That race (and gender) distinctions would be eliminated with technology was perhaps the founding fiction of the digital age. The raceless future paradigm, an adjunct of Marshall McLuhan's "global village" metaphor, was widely supported by (and made strange bedfellows of) pop visionaries, scholars, and corporations from Timothy Leary to Allucquère Rosanne Stone to MCI. Spurred by "revolutions" in technoscience, social and cultural theorists looked increasingly to information technology, especially the Internet and the World Wide Web, for new paradigms. We [End Page 1] might call this cadre of analysts and boosters of technoculture, who stressed the unequivocal novelty of identity in the digital age, neocritics. Seemingly working in tandem with corporate advertisers, neocritics argued that the information age ushered in a new era of subjectivity and insisted that in the future the body wouldn't bother us any longer. There was a peculiar capitalist logic to these claims, as if writers had taken up the marketing argot of "new and improved."

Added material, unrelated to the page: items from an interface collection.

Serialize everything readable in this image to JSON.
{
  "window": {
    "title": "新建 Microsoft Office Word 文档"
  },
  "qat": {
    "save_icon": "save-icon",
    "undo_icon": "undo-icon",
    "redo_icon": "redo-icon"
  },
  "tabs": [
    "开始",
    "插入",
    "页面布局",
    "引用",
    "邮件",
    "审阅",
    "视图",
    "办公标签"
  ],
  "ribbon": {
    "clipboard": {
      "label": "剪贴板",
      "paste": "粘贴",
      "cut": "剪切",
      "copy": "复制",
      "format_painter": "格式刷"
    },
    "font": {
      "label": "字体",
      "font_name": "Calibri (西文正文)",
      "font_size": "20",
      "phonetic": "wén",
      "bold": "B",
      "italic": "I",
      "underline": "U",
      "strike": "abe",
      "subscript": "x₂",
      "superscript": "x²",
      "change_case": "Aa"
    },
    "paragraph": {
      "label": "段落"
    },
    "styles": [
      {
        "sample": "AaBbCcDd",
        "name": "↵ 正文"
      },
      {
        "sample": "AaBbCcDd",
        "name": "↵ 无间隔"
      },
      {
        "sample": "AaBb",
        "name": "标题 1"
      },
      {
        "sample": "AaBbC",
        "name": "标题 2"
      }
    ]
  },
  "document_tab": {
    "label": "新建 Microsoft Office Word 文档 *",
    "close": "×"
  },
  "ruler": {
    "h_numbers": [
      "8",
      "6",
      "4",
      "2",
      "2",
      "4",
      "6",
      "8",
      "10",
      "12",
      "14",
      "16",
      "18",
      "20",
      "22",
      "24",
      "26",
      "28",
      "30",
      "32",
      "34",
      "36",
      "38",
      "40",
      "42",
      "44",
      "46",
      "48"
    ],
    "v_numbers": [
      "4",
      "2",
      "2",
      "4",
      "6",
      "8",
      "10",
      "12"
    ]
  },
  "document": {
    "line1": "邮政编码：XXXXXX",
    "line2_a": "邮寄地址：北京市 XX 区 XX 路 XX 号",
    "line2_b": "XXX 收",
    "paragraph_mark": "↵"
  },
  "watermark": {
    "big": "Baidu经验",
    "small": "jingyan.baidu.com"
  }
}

There was also much that was familiar in this rhetoric. As rapturous proclamations of the Internet's ability to connect everyone, everywhere echoed the predictions that greeted the age of the telephone, so did neocriticism's imperative to embrace the new and transform the body fall neatly in line with older narratives of technology and forgetting—most notably, the futurism movement of the turn of the twentieth century. In 1909 Filippo Tommaso Marinetti, an Italian artist, published "The Foundation and Manifesto of Futurism," in which he called for a new aesthetic that could properly represent the sensation of living in a rapidly modernizing world. Marinetti glorified the creative destruction of war, exalted the beauty of "eternal, omnipresent speed," and promised to sing of the revolutionary potential of factories, shipyards, locomotives, and airplanes. He called for the end of the old, proclaiming, "But we want no part of it, the past, we the young and strong Futurists!" 1 In constructing his vision of the future, Marinetti implicitly evoked a subjectivity that was decidedly male, young, and carved out in relation to the past and the "feminine."
While neocriticism's take on identity tended more toward the glorification of the self's dissolving than its hardening, it was propelled by a similar impetus to understand the technological transformations that characterized the beginning of a new era. Technoevangelist Timothy Leary proclaimed that advances in technology augured the end of burdensome social identities. Out with those old categories from the social movements of the 1960s, in with the new. Leary predicted that "in the future, the methods...